Chiropractic Journal of Australia Volume 42 Number 3 September 2012 117 CHIROPRACTIC PRACTICE IN NEW SOUTH WALES EATON et al age, mainly between 30 and 50 years (71.2%). Twenty one point three percent (21.3%) of respondents were aged 50 years or older. The majority (81.8%) of the respondents were born in Australia (Table 2). Of the chiropractors surveyed, 94% were still in active practice, with 6% indicating that they were retired. Tables 3 and 4 indicate the location of the respondents with regard to where they live and work respectively. It is apparent that roughly 70% of chiropractors in NSW live and work in metropolitan areas, with the remaining 30% living and practicing in rural and remote areas (or interstate). Practitioner Information Education Table 5 reveals the place of education of the respondents. Close to 90% of participants graduated from one of three Australian chiropractic schools (MQU, Sydney College of Chiropractic, and RMIT) with a total of 16 chiropractic schools represented in the sample. Most of these chiropractors in NSW had graduated from MQU or the Sydney College of Chiropractic. Table 6 shows the year of graduation of respondents. Almost 65% of respondents graduated after 1985, with close to half of those in the 5 years between 1996 and 2001 (which was the last reported graduation date in this survey). Table 7 shows the level/type of qualification of the respondents. It was diffcult to make conclusions from the responses relating to the level of qualifcation as it is largely dependent on the time period in which qualifcations were attained (and therefore the level of qualifcation required to practice as a chiropractor). The institute in which the qualifications were obtained also had an influence on qualifcation type. Note that respondents may have reported more than one qualifcation hence the fgures in Table 7 are reported in frequencies rather than relative frequencies. The following patterns were noted: the respondents with a Master of Chiropractic degree (MChiroprac.) generally obtained this qualifcation at MQU graduating after 1990, those with a Doctor of Chiropractic (DC degree) either studied overseas or at the Sydney College of Chiropractic (graduating 1989 or earlier). Sydney College of Chiropractic graduates received the DC degree from 1964 to 1985 or the Graduate diploma in Chiropractic from 1986 to 1990. Similarly the Doctor of Osteopathy (DO degree) was offered by the Sydney College of Chiropractic (1986 or earlier). Later graduates from Sydney College of Chiropractic account for the majority of the Graduate Diplomas.
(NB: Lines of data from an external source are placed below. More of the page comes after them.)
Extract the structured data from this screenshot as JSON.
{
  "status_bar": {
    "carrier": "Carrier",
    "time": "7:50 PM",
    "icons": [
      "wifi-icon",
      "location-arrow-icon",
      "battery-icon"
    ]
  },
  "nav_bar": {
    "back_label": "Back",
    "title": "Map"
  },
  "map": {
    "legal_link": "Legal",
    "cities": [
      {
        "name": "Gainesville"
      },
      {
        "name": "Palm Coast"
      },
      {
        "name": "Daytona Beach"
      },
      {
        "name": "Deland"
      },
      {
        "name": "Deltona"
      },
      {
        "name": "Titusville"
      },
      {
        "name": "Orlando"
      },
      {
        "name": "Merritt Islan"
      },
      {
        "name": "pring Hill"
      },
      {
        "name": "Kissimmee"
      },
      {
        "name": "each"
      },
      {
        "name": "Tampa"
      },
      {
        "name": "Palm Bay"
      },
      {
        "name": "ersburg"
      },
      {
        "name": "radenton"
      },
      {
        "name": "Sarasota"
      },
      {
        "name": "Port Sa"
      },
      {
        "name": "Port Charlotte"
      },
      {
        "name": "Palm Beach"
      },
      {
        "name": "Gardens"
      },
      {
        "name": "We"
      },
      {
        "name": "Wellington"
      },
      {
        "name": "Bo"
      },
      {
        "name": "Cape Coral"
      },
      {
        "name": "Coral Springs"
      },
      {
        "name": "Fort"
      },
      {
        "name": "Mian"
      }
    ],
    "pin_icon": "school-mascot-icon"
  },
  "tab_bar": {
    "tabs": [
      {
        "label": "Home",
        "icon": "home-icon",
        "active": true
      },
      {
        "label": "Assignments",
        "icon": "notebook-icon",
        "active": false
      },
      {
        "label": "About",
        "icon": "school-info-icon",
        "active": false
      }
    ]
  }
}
The Royal Melbourne Institute of Technology and its antecedent (Preston/Phillip Institute of Technology) graduates accounted for the majority of the Bachelor of Applied Science (BAppSc) degrees reported. Participants were questioned regarding their beliefs about the adequacy of their chiropractic training (Table 8). Almost 79% of respondents believed that their training adequately prepared them for practice, particularly in the areas of differential diagnosis (21%) and chiropractic technique (17%). The areas that respondents perceived to be weaker in their overall education were business skills (29%) and radiology (21%). Overall, respondents felt they were better trained in the medical aspects compared to the business and administration aspects of the profession. Eighty six percent Table 6 Year of Graduation Year Relative Frequency (%) 1975 or earlier 8.0 1976-1985 27.0 1986-1995 34.0 1996-2001 30.0 Missing 1.0 Total 100.0 Table 7 Type of Qualifcation Qualifcation Frequency DC 48.0 MChiroprac. 84.0 Grad. Dip. Chiro./ Grad Dip Paed. 34.0 BAppSc 31.0 DO. 27.0 PhD. 3.0 DC= Doctor of Chiropractic, MChiroprac.= Master of Chiropractic, Grad. Dip. Chiro. = Graduate Diploma in Chiropractic, Grad. Dip. Paed. = Graduate Diploma in Paediatrics, BAppSc= Bachelor of Applied Science, DO= Doctor of Osteopathy, PhD= Doctorate of Philosophy Table 8 Perceptions Regarding Adequacy of Training Perception Relative Frequency (%) Adequate 78.6 Inadequate 21.4 Total 100.0 Table 9 Number of Practices Worked in at the Time of Survey Number Relative Frequency (%) 1 79.0 2 19.2 3 1.4 Missing 0.4 Total 100.0
CJA June 2012
CJA December 2012